Look, all it took me was an hour to conjure up hundreds of pages of scholarly material, with citation links to thousands more pages. And it was free. I've learned more about history, public policy and economics from that single website than I did in my entire middle, high school, lib ed requirements in college, and a whole mess of my business classes. For free. Education, given the internet and all of these free resources, should be able to adapt to a new, far cheaper paradigm. This WILL NOT HAPPEN under a government regime, for efficiency is not in their interests. Whatever, it's all in those articles. Call me smug if you want, but I think it'd be worse to sugarcoat my views and/or avoid educating people on the true root of the problem and your judgment after giving that gigantic post roughly 9 minutes chapped my ass a bit.

Person #2
I fully acknowledge being a jackass in this discussion. That is why I am ending it.

LOL
« Last Edit: Jul 28, 2011, 10:19 AM by alvarezbassist17 »


Offline Make_shift Destiny

  • Urantia
  • **
    • Posts: 56
  • Jumbo Hotdog
Is it weird that I'm black and I have a small penis?
Give her what you know she wants


Offline tarkil

  • SL Stock Owner
  • Organ Donator
  • *
    • Posts: 8994
  • Screw you guys, I'm going home !
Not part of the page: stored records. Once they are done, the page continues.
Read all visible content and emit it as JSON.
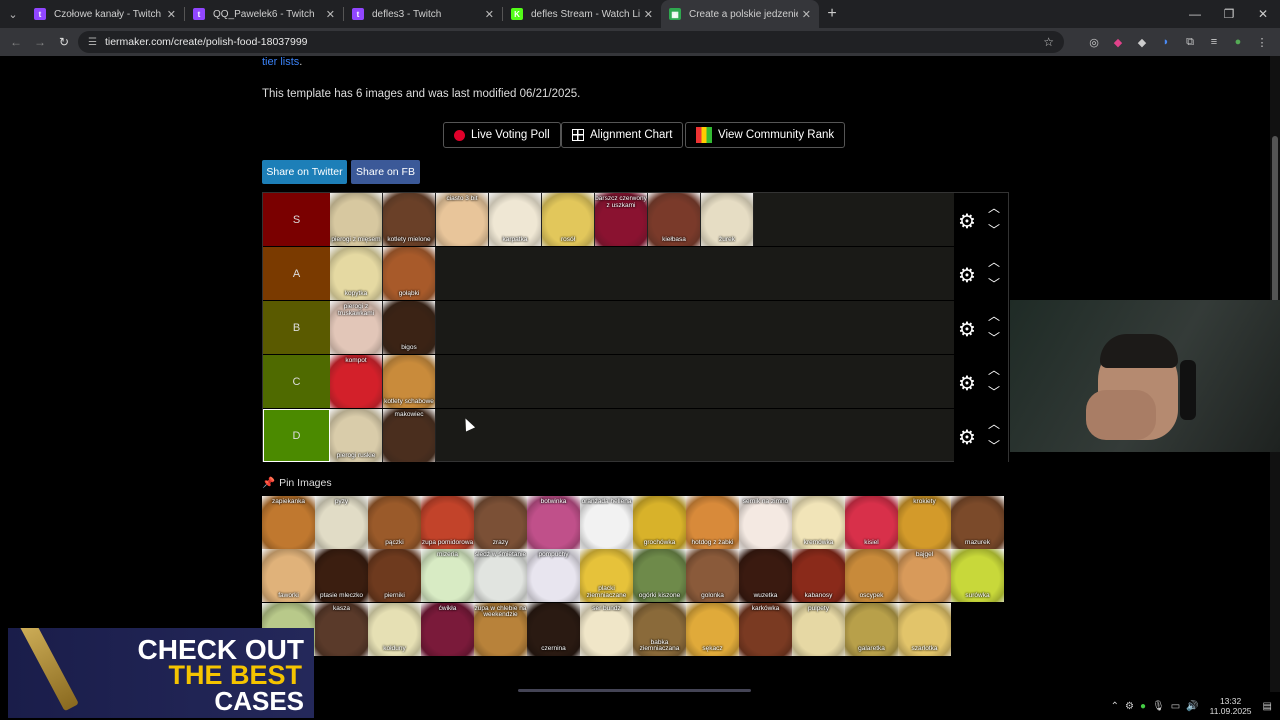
{
  "tabs": [
    {
      "title": "Czołowe kanały - Twitch",
      "color": "#9146ff",
      "glyph": "t"
    },
    {
      "title": "QQ_Pawelek6 - Twitch",
      "color": "#9146ff",
      "glyph": "t"
    },
    {
      "title": "defles3 - Twitch",
      "color": "#9146ff",
      "glyph": "t"
    },
    {
      "title": "defles Stream - Watch Live on K",
      "color": "#53fc18",
      "glyph": "K"
    },
    {
      "title": "Create a polskie jedzenie i napo",
      "color": "#2fa84f",
      "glyph": "▦",
      "active": true
    }
  ],
  "url": "tiermaker.com/create/polish-food-18037999",
  "page": {
    "tier_link": "tier lists",
    "info": "This template has 6 images and was last modified 06/21/2025.",
    "buttons": [
      "Live Voting Poll",
      "Alignment Chart",
      "View Community Rank"
    ],
    "share": [
      "Share on Twitter",
      "Share on FB"
    ],
    "pin_title": "Pin Images"
  },
  "tiers": [
    {
      "label": "S",
      "color": "#7a0000",
      "items": [
        {
          "name": "pierogi z mięsem",
          "bg": "#d7c8a0"
        },
        {
          "name": "kotlety mielone",
          "bg": "#6a4028"
        },
        {
          "name": "ciasto 3 bit",
          "bg": "#e8c59a",
          "top": true
        },
        {
          "name": "karpatka",
          "bg": "#efe7d4"
        },
        {
          "name": "rosół",
          "bg": "#e2c75b"
        },
        {
          "name": "barszcz czerwony z uszkami",
          "bg": "#8a1230",
          "top": true
        },
        {
          "name": "kiełbasa",
          "bg": "#7a3a2a"
        },
        {
          "name": "żurek",
          "bg": "#e6ddc4"
        }
      ]
    },
    {
      "label": "A",
      "color": "#7a3a00",
      "items": [
        {
          "name": "kopytka",
          "bg": "#e5d9a2"
        },
        {
          "name": "gołąbki",
          "bg": "#a85a2a"
        }
      ]
    },
    {
      "label": "B",
      "color": "#5a5a00",
      "items": [
        {
          "name": "pierogi z truskawkami",
          "bg": "#e2c6b8",
          "top": true
        },
        {
          "name": "bigos",
          "bg": "#3b2315"
        }
      ]
    },
    {
      "label": "C",
      "color": "#4f6a00",
      "items": [
        {
          "name": "kompot",
          "bg": "#d3202a",
          "top": true
        },
        {
          "name": "kotlety schabowe",
          "bg": "#c98b3b"
        }
      ]
    },
    {
      "label": "D",
      "color": "#4b8a00",
      "items": [
        {
          "name": "pierogi ruskie",
          "bg": "#d9ccaa"
        },
        {
          "name": "makowiec",
          "bg": "#4a2e1e",
          "top": true
        }
      ]
    }
  ],
  "pool": [
    {
      "name": "zapiekanka",
      "bg": "#c0782f",
      "top": true
    },
    {
      "name": "pyzy",
      "bg": "#e1dcc6",
      "top": true
    },
    {
      "name": "pączki",
      "bg": "#9a5a2a"
    },
    {
      "name": "zupa pomidorowa",
      "bg": "#c2432a"
    },
    {
      "name": "zrazy",
      "bg": "#7b5036"
    },
    {
      "name": "botwinka",
      "bg": "#c0508a",
      "top": true
    },
    {
      "name": "oranżada hellena",
      "bg": "#f2f2f2",
      "top": true
    },
    {
      "name": "grochówka",
      "bg": "#d8b22a"
    },
    {
      "name": "hotdog z żabki",
      "bg": "#d88a3a"
    },
    {
      "name": "sernik na zimno",
      "bg": "#f4e9e2",
      "top": true
    },
    {
      "name": "kremówka",
      "bg": "#f1e4b8"
    },
    {
      "name": "kisiel",
      "bg": "#d8304a"
    },
    {
      "name": "krokiety",
      "bg": "#d39a2a",
      "top": true
    },
    {
      "name": "mazurek",
      "bg": "#7b4a2a"
    },
    {
      "name": "faworki",
      "bg": "#e0b27a"
    },
    {
      "name": "ptasie mleczko",
      "bg": "#3b1e10"
    },
    {
      "name": "pierniki",
      "bg": "#6e3a1e"
    },
    {
      "name": "mizeria",
      "bg": "#d8ebc4",
      "top": true
    },
    {
      "name": "śledź w śmietanie",
      "bg": "#e1e4e0",
      "top": true
    },
    {
      "name": "pompuchy",
      "bg": "#e8e5ef",
      "top": true
    },
    {
      "name": "placki ziemniaczane",
      "bg": "#e6c23a"
    },
    {
      "name": "ogórki kiszone",
      "bg": "#6e8a4a"
    },
    {
      "name": "golonka",
      "bg": "#8a5a3a"
    },
    {
      "name": "wuzetka",
      "bg": "#3a1a10"
    },
    {
      "name": "kabanosy",
      "bg": "#8a2a1a"
    },
    {
      "name": "oscypek",
      "bg": "#c88a3a"
    },
    {
      "name": "bajgel",
      "bg": "#d89a5a",
      "top": true
    },
    {
      "name": "surówka",
      "bg": "#c8d83a"
    },
    {
      "name": "",
      "bg": "#b8c98a"
    },
    {
      "name": "kasza",
      "bg": "#5a3a2a",
      "top": true
    },
    {
      "name": "kołduny",
      "bg": "#e6e0b4"
    },
    {
      "name": "ćwikła",
      "bg": "#7a1a3a",
      "top": true
    },
    {
      "name": "zupa w chlebie na weekendzie",
      "bg": "#b8823a",
      "top": true
    },
    {
      "name": "czernina",
      "bg": "#2a1a12"
    },
    {
      "name": "ser bundz",
      "bg": "#f0e6c8",
      "top": true
    },
    {
      "name": "babka ziemniaczana",
      "bg": "#8a6a3a"
    },
    {
      "name": "sękacz",
      "bg": "#e0aa3a"
    },
    {
      "name": "karkówka",
      "bg": "#7a3a22",
      "top": true
    },
    {
      "name": "pulpety",
      "bg": "#e6d8a4",
      "top": true
    },
    {
      "name": "galaretka",
      "bg": "#b8a04a"
    },
    {
      "name": "szarlotka",
      "bg": "#e2c46a"
    }
  ],
  "ad": {
    "line1": "CHECK OUT",
    "line2": "THE BEST",
    "line3": "CASES"
  },
  "clock": {
    "time": "13:32",
    "date": "11.09.2025"
  }
}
If ignorance is bliss, then knock the smile off my face.


Offline tarkil

  • SL Stock Owner
  • Organ Donator
  • *
    • Posts: 8994
  • Screw you guys, I'm going home !